* Work item: All records, minus the pictures: write them out exactly.
::: Extracted information :::
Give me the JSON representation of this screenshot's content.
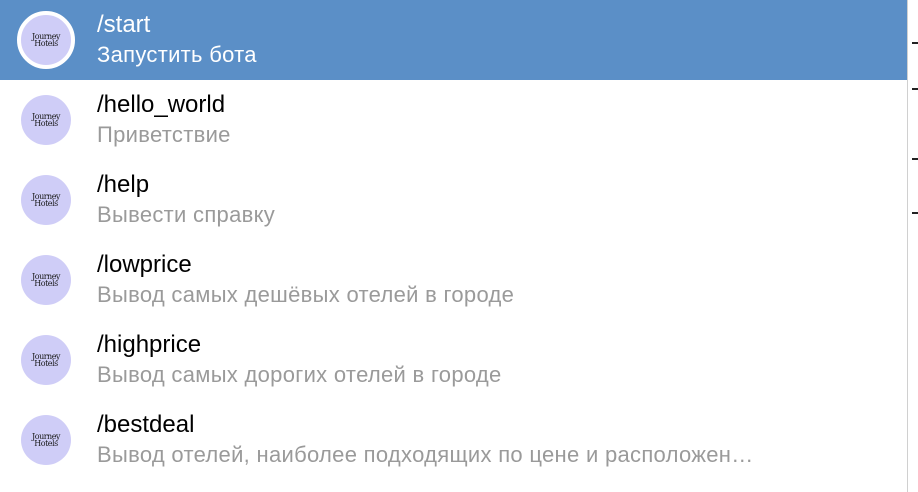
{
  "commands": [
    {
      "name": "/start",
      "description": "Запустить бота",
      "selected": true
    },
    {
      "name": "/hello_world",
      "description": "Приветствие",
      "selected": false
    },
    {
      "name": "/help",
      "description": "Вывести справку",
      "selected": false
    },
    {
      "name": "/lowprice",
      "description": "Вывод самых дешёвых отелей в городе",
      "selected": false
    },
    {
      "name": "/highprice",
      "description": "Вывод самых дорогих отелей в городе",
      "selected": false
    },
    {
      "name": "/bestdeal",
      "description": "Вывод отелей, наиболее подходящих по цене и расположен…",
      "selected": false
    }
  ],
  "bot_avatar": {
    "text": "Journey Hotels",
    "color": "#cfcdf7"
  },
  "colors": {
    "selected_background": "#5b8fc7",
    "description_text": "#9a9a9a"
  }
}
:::
* Output below:
Give me the JSON representation of this screenshot's content.
{
  "commands": [
    {
      "name": "/start",
      "description": "Запустить бота",
      "selected": true
    },
    {
      "name": "/hello_world",
      "description": "Приветствие",
      "selected": false
    },
    {
      "name": "/help",
      "description": "Вывести справку",
      "selected": false
    },
    {
      "name": "/lowprice",
      "description": "Вывод самых дешёвых отелей в городе",
      "selected": false
    },
    {
      "name": "/highprice",
      "description": "Вывод самых дорогих отелей в городе",
      "selected": false
    },
    {
      "name": "/bestdeal",
      "description": "Вывод отелей, наиболее подходящих по цене и расположен…",
      "selected": false
    }
  ],
  "bot_avatar": {
    "text": "Journey Hotels",
    "color": "#cfcdf7"
  },
  "colors": {
    "selected_background": "#5b8fc7",
    "description_text": "#9a9a9a"
  }
}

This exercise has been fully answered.